On Saturday, February 11th, the Baltimore Museum of Art will present “Creativity Exchange: Intersections Between Black Artists and Black-Owned Business.” Perfect for those who are looking to expand their business knowledge in a creative way, the afternoon will include a vendor fair, storytelling workshop, panel discussion and reception catered by Dovecote Cafe. Panelists include black artists Myrtis Bedolla, the founding director of Galerie Myrtis, Pierre and Jamyla Bennu of Exit the Apple and Oyin Handmade and Jay Jacksonrao, the CEO of The Next Phase Studios.
The idea for the Creativity Exchange stemmed from the BMA’s online exhibition, “Questioning the Canon,” which featured contemporary works by African-American artists. The BMA decided that they wanted to create an event that was not simply a traditional Black History Month event, but rather one that is both positive and productive for the black community of Baltimore. The staff had noticed that there was a sizable emergence of artists that were working on their creative skills as well as entrepreneurship, and they wanted to build upon that with unique programming. As Gamynne Guillotte, the Director of Interpretation and Public Engagement , said, “Wouldn’t it be great to do this as a teach-in?”
The event allows people at different stages in their careers to learn from others who have been there, done that.
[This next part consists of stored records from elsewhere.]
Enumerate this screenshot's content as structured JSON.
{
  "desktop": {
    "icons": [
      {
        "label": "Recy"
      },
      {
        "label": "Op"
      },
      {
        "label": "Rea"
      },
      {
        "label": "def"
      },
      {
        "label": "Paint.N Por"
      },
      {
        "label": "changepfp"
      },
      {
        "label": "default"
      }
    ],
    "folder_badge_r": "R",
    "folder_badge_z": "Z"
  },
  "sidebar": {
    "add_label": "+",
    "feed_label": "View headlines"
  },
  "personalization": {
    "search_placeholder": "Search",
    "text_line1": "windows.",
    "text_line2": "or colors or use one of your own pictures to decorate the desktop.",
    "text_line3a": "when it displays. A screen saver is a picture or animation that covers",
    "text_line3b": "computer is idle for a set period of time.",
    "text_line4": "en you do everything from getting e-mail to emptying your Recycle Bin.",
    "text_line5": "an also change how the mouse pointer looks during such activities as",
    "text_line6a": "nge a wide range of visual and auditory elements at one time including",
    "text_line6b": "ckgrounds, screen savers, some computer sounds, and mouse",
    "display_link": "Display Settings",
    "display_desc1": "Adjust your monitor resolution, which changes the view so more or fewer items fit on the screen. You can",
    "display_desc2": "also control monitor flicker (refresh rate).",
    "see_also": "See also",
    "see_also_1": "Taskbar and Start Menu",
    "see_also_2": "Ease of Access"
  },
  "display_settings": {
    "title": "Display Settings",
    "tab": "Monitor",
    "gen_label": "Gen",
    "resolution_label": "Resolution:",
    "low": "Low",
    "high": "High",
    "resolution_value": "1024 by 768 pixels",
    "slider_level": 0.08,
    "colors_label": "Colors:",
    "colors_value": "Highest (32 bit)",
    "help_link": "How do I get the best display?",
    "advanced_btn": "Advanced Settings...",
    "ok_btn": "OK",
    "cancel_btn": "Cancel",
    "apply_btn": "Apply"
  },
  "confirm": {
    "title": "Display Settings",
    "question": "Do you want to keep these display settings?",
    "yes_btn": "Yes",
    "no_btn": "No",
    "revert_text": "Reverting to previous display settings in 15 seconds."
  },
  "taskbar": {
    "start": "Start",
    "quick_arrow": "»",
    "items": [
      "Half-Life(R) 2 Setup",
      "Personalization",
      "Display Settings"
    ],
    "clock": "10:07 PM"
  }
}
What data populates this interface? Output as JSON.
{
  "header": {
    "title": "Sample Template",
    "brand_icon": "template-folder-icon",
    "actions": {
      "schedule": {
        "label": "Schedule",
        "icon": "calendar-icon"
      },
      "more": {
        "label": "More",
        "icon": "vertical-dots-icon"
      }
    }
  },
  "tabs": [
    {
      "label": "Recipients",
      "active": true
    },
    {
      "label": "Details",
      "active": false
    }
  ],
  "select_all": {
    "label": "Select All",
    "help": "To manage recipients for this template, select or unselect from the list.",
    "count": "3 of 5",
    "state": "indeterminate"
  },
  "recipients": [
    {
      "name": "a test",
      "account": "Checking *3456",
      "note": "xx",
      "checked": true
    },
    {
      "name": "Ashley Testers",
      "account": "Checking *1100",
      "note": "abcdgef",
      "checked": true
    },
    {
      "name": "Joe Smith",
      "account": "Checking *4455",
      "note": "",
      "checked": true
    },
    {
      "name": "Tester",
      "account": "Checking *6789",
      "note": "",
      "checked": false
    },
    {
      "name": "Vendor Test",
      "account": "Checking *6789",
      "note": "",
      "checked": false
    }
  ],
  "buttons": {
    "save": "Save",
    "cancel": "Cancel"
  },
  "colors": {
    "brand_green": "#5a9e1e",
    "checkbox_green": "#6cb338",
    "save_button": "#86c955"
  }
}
“I’m really excited to be able to use the museum space as a platform for these kind of conversations, and to become a space to really activate Baltimore’s Artists’ community,” Guillotte says.
While learning and networking at the vendor fair, participants will have the opportunity to explore and purchase products such as Afro-Punk Jewelry by Sarah Juanita, dresses by Keisha Ransom, bath and body products by Pierre and Jamyla Bennu, woodwork by Darryl Patterson, and apparel by Andrea Tomlin.
The fair will provide an opportunity for participants to both expand their art collections and chat with fellow artists, giving local craftsmen and women a chance to find inspiration and community in Baltimore’s black arts scene.
One such artist, Darryl Patterson of D. Patterson Design Studio, will present his work at the vendor fair. After first using woodworking as a form of rehabilitation to heal from an injury, Patterson realized the potential of his artwork and expanded his practice into a successful business.
“I appreciate any opportunity I can to not only promote or display my craftsmanship, but to promote the whole idea that no matter what color you are, you have the ability to create quality craftsmanship,” Patterson says.
Beginning at 12:30pm, writers and thinkers are invited to the “Finding Your Niche: Storytelling Workshop,” co-sponsored by Maryland Institute College of Art and their Business of Art and Design program. Lead by Heather Bradbury, the Director of MICA Open Studies’ Master of Professional Studies Program, the program is designed to help participants develop and communicate an authentic message for their business, learning to create genuine, personal and business-smart stories for their brands.